summit-bracket2 bracket2 atm-outline location-pin-outline location-pin-filled atm-filled calendar2 bracket google-play[2] app-store summit-location-pin-lg code lock user worksheets phone print programs open pdf checkmark-form close-x close download checkmark-chart checklists blog-tools social-facebook social-google-plus social-pinterest social-twitter social-youtube ehl calendar calculators bracket22 checkmark email text-area-corner external-link success error information warning calendar-add-event auto-rates mortgage-rates home-equity new-certificates ncua summit-logo-itmoi arrow-left arrow-right checkmark2 summit-logo-white summit-bracket silhouette arrow-down arrow-up auto-rates2 blog calculators2 call ehl2 home-equity2 itmoi locate mortgage-rates2 new-certificates2 programs2 search summit-location-pin-sm tools clock

Checklist to Help You Save Money & Financially Plan for a Baby

Man and woman sitting in kitchen embracing fondly while reviewing paperwork together.

How much does having a baby cost, anyway?

Like, a lot. Around $233,610 from birth to age 17, according to estimates from the U.S. Department of Agriculture. And those numbers are conservative. The good news is, that amount is spread out over time. With some smart financial planning, you can have a baby and still maintain your sanity…for the most part, anyway.

Checklist to Help You Save for a Baby

Here are a few steps to cross off your list as you get your finances in order for this next – crazy, scary, wonderful, unforgettable – chapter of your life.

 Have an emergency fund. No exceptions.

A couple hundred dollars would be a great place to start. Then, work toward saving enough money to cover three to six months of living expenses (and even more if you can swing it). Once you’ve built up a nice chunk of change, move your money into a high-yield savings account, such as a money market account so you can earn even more money without any extra effort.

 Consider medical costs.

Even if you have health insurance, having a baby (and the doctor visits that go with it) can be expensive. Contact your insurance company to find out what it could cost for prenatal care, delivery and postnatal care. You never know exactly how your pregnancy will go, but even a rough range can help with your financial planning.

 Build your post-baby budget.

Babies require a lot of stuff. From diapers and wipes to car seats and baby monitors, you’ll have a lot of expenses that weren’t there before. Be sure to factor in your maternity leave and any loss of income during that time. Consider whether you’ll need daycare and formula – and their monthly costs. A budget tracking spreadsheet can help you see the big picture at a glance.

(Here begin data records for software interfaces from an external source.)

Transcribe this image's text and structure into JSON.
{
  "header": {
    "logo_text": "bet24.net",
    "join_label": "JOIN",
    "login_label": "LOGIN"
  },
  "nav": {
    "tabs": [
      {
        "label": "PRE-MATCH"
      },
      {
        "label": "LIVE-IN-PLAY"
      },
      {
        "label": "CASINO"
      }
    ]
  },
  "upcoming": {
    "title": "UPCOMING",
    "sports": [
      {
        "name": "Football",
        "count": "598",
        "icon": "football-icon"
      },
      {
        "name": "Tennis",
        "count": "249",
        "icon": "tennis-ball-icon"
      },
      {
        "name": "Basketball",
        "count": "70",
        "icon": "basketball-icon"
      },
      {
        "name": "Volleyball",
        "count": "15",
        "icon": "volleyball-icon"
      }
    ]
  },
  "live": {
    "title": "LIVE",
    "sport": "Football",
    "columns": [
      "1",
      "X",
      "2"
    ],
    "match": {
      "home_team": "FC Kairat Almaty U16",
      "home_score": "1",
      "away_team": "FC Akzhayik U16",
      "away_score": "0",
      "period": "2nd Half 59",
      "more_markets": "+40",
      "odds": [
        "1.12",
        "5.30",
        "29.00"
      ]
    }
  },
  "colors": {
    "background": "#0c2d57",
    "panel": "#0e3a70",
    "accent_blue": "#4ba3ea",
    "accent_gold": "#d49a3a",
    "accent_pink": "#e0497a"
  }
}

 Practice living on your baby budget beforehand.

Once you’ve laid out your baby budget, set up an automatic savings deposit and start putting away the amount it will cost to cover those extra baby expenses. It’s like practicing for life with a baby before it happens, so you can get a sense of what your financial life might look like. It will also give you a cushion of savings to fall back on if you need it.

 Don’t forget to take care of yourself.

Remember that you were a person before you were a parent. You have needs too, and you shouldn’t feel bad about investing in your wellbeing. Continue paying into your retirement. Continue putting money into your savings, so you can treat yourself once in a while or spring for a babysitter on date night. Continue being you (just with less sleep).

Take these financial planning steps before your tiny human arrives, so you can stress a little less and enjoy a little more. Plus, you’ll be equipped to model good financial habits for your little one all throughout their life – and that’s a big win.

As always, we’re here to help with the financial stuff (but not the diapers, unfortunately).